KN95 Vs. N95 Masks: What Is The Difference And How Do They Help Combat COVID-19?


  • N95 and KN95 masks are effective against inhaling wildfire smoke, according to an expert
  • A Canadian respirologist said simple cloth masks and other cheap alternatives are not effective
  • New York City Mayor Eric Adams urged vulnerable residents to use high-quality masks

As thick smoke from Canadian wildfires blankets the eastern U.S., health experts weighed in on whether the face masks used in the COVID-19 pandemic can help protect people from air pollution.

Marina Vance, Ph.D., an assistant professor in the environmental engineering program at the University of Colorado Boulder, told Healthline people affected by wildfire impact should use the N95 masks.

"N95 masks are the type of face covering protection that I would recommend for somebody who is outside during the air pollution caused by wildfires," Vance said.

Vance also suggested KN95, which protects people from poor air quality, adding that both masks are "very efficient" and she "would trust them both."

A Canadian doctor said simple cloth masks, scarves and other cheap alternatives aren't effective in protecting people from air pollution.

In an interview with Yahoo Canada, John Granton, a respirologist at Toronto General Hospital, said small particulate matter found in the smoke is "where a lot of the toxic stuff lives."

"That's not filtered by your upper airway, that gets access to your lower airway and into your bloodstream even — and that's where the danger lies," Dr. Granton said.

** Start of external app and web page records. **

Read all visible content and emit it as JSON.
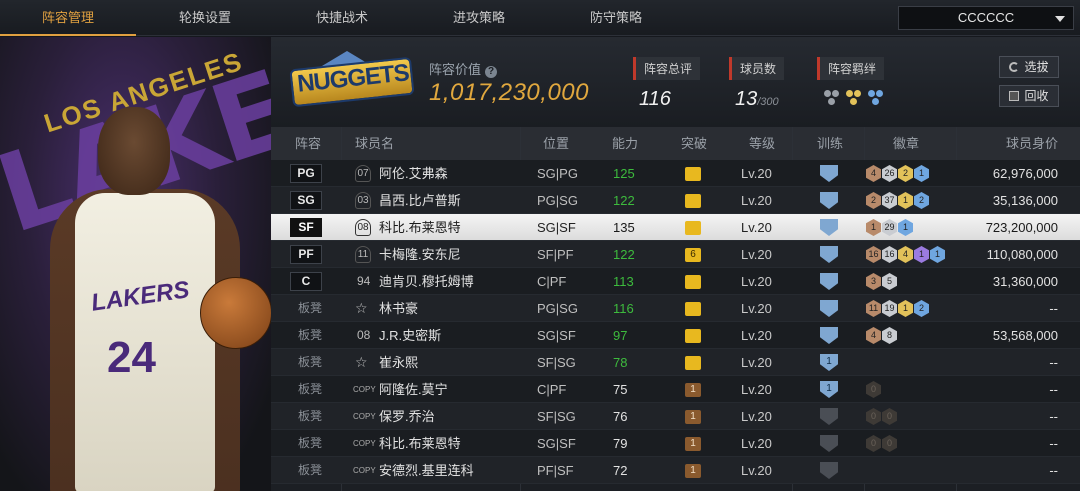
{
  "nav": {
    "tabs": [
      "阵容管理",
      "轮换设置",
      "快捷战术",
      "进攻策略",
      "防守策略"
    ],
    "active_tab": 0,
    "dropdown_value": "CCCCCC"
  },
  "left": {
    "word": "LAKERS",
    "sub": "LOS ANGELES",
    "jersey_team": "LAKERS",
    "jersey_number": "24"
  },
  "header": {
    "team_logo": "NUGGETS",
    "value_label": "阵容价值",
    "value": "1,017,230,000",
    "rating_label": "阵容总评",
    "rating": "116",
    "players_label": "球员数",
    "players_count": "13",
    "players_max": "/300",
    "synergy_label": "阵容羁绊",
    "select_button": "选拔",
    "recycle_button": "回收"
  },
  "table": {
    "headers": [
      "阵容",
      "球员名",
      "位置",
      "能力",
      "突破",
      "等级",
      "训练",
      "徽章",
      "球员身价"
    ],
    "rows": [
      {
        "slot": "PG",
        "bench": false,
        "tag": "07",
        "tagType": "jersey",
        "name": "阿伦.艾弗森",
        "pos": "SG|PG",
        "ability": "125",
        "green": true,
        "brk": "",
        "brkColor": "gold",
        "level": "Lv.20",
        "train": "",
        "trainGray": false,
        "badges": [
          [
            "bronze",
            "4"
          ],
          [
            "silver",
            "26"
          ],
          [
            "gold",
            "2"
          ],
          [
            "blue",
            "1"
          ]
        ],
        "price": "62,976,000"
      },
      {
        "slot": "SG",
        "bench": false,
        "tag": "03",
        "tagType": "jersey",
        "name": "昌西.比卢普斯",
        "pos": "PG|SG",
        "ability": "122",
        "green": true,
        "brk": "",
        "brkColor": "gold",
        "level": "Lv.20",
        "train": "",
        "trainGray": false,
        "badges": [
          [
            "bronze",
            "2"
          ],
          [
            "silver",
            "37"
          ],
          [
            "gold",
            "1"
          ],
          [
            "blue",
            "2"
          ]
        ],
        "price": "35,136,000"
      },
      {
        "slot": "SF",
        "bench": false,
        "tag": "08",
        "tagType": "jersey",
        "name": "科比.布莱恩特",
        "pos": "SG|SF",
        "ability": "135",
        "green": false,
        "brk": "",
        "brkColor": "gold",
        "level": "Lv.20",
        "train": "",
        "trainGray": false,
        "badges": [
          [
            "bronze",
            "1"
          ],
          [
            "silver",
            "29"
          ],
          [
            "blue",
            "1"
          ]
        ],
        "price": "723,200,000",
        "selected": true
      },
      {
        "slot": "PF",
        "bench": false,
        "tag": "11",
        "tagType": "jersey",
        "name": "卡梅隆.安东尼",
        "pos": "SF|PF",
        "ability": "122",
        "green": true,
        "brk": "6",
        "brkColor": "gold",
        "level": "Lv.20",
        "train": "",
        "trainGray": false,
        "badges": [
          [
            "bronze",
            "16"
          ],
          [
            "silver",
            "16"
          ],
          [
            "gold",
            "4"
          ],
          [
            "purple",
            "1"
          ],
          [
            "blue",
            "1"
          ]
        ],
        "price": "110,080,000"
      },
      {
        "slot": "C",
        "bench": false,
        "tag": "94",
        "tagType": "plain",
        "name": "迪肯贝.穆托姆博",
        "pos": "C|PF",
        "ability": "113",
        "green": true,
        "brk": "",
        "brkColor": "gold",
        "level": "Lv.20",
        "train": "",
        "trainGray": false,
        "badges": [
          [
            "bronze",
            "3"
          ],
          [
            "silver",
            "5"
          ]
        ],
        "price": "31,360,000"
      },
      {
        "slot": "板凳",
        "bench": true,
        "tag": "☆",
        "tagType": "star",
        "name": "林书豪",
        "pos": "PG|SG",
        "ability": "116",
        "green": true,
        "brk": "",
        "brkColor": "gold",
        "level": "Lv.20",
        "train": "",
        "trainGray": false,
        "badges": [
          [
            "bronze",
            "11"
          ],
          [
            "silver",
            "19"
          ],
          [
            "gold",
            "1"
          ],
          [
            "blue",
            "2"
          ]
        ],
        "price": "--"
      },
      {
        "slot": "板凳",
        "bench": true,
        "tag": "08",
        "tagType": "plain",
        "name": "J.R.史密斯",
        "pos": "SG|SF",
        "ability": "97",
        "green": true,
        "brk": "",
        "brkColor": "gold",
        "level": "Lv.20",
        "train": "",
        "trainGray": false,
        "badges": [
          [
            "bronze",
            "4"
          ],
          [
            "silver",
            "8"
          ]
        ],
        "price": "53,568,000"
      },
      {
        "slot": "板凳",
        "bench": true,
        "tag": "☆",
        "tagType": "star",
        "name": "崔永熙",
        "pos": "SF|SG",
        "ability": "78",
        "green": true,
        "brk": "",
        "brkColor": "gold",
        "level": "Lv.20",
        "train": "1",
        "trainGray": false,
        "badges": [],
        "price": "--"
      },
      {
        "slot": "板凳",
        "bench": true,
        "tag": "COPY",
        "tagType": "copy",
        "name": "阿隆佐.莫宁",
        "pos": "C|PF",
        "ability": "75",
        "green": false,
        "brk": "1",
        "brkColor": "brown",
        "level": "Lv.20",
        "train": "1",
        "trainGray": false,
        "badges": [
          [
            "dark",
            "0"
          ]
        ],
        "price": "--"
      },
      {
        "slot": "板凳",
        "bench": true,
        "tag": "COPY",
        "tagType": "copy",
        "name": "保罗.乔治",
        "pos": "SF|SG",
        "ability": "76",
        "green": false,
        "brk": "1",
        "brkColor": "brown",
        "level": "Lv.20",
        "train": "",
        "trainGray": true,
        "badges": [
          [
            "dark",
            "0"
          ],
          [
            "dark",
            "0"
          ]
        ],
        "price": "--"
      },
      {
        "slot": "板凳",
        "bench": true,
        "tag": "COPY",
        "tagType": "copy",
        "name": "科比.布莱恩特",
        "pos": "SG|SF",
        "ability": "79",
        "green": false,
        "brk": "1",
        "brkColor": "brown",
        "level": "Lv.20",
        "train": "",
        "trainGray": true,
        "badges": [
          [
            "dark",
            "0"
          ],
          [
            "dark",
            "0"
          ]
        ],
        "price": "--"
      },
      {
        "slot": "板凳",
        "bench": true,
        "tag": "COPY",
        "tagType": "copy",
        "name": "安德烈.基里连科",
        "pos": "PF|SF",
        "ability": "72",
        "green": false,
        "brk": "1",
        "brkColor": "brown",
        "level": "Lv.20",
        "train": "",
        "trainGray": true,
        "badges": [],
        "price": "--"
      }
    ]
  }
}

"That can cause asthma attacks, can cause heart attacks, can contribute to hospitalizations and has long-term health outcomes," Dr. Granton added.

Dr. Granton also reminded people to stay indoors and avoid outdoor exercises and other activities.

According to the Washington State Department of Health, surgical masks and masks with filter inserts aren't also helpful.

The health agency said these masks "generally do not provide much protection from the fine particles in smoke."

The authorities noted that if people needed to go outside, they could wear the best mask available and wear it properly.

On Tuesday, New York City Mayor Eric Adams urged vulnerable residents to wear high-quality masks when heading outside.

"If you are an older adult or have heart or breathing problems and need to be outside, wear a high-quality mask (e.g. N95 or KN95)," Adams said, the Washington Post reported.

Meanwhile, New York Gov. Kathy Hochul announced the state government would provide one million N95 masks in public facilities and local governments as early as Thursday morning.

In her Twitter account, Hochul said 400,000 masks would be distributed at transport stations, state parks and the Javits Center, while the rest would be provided to local governments.

On Wednesday, New York City had the worst air quality in the world after its air quality index (AQI) reached 353, which is considered a hazardous pollution level by the Environmental Protection Agency (EPA), according to IQAir, a Swiss service monitoring the air quality of major world cities.

The U.S.' leading financial center has also recorded a Particulate Matter (PM2.5) concentration of 214.6 µg/m³, or about 42.9 times the annual air quality guideline value set by the World Health Organization (WHO).

Canadian wildfires shrouded New York in a yellow smog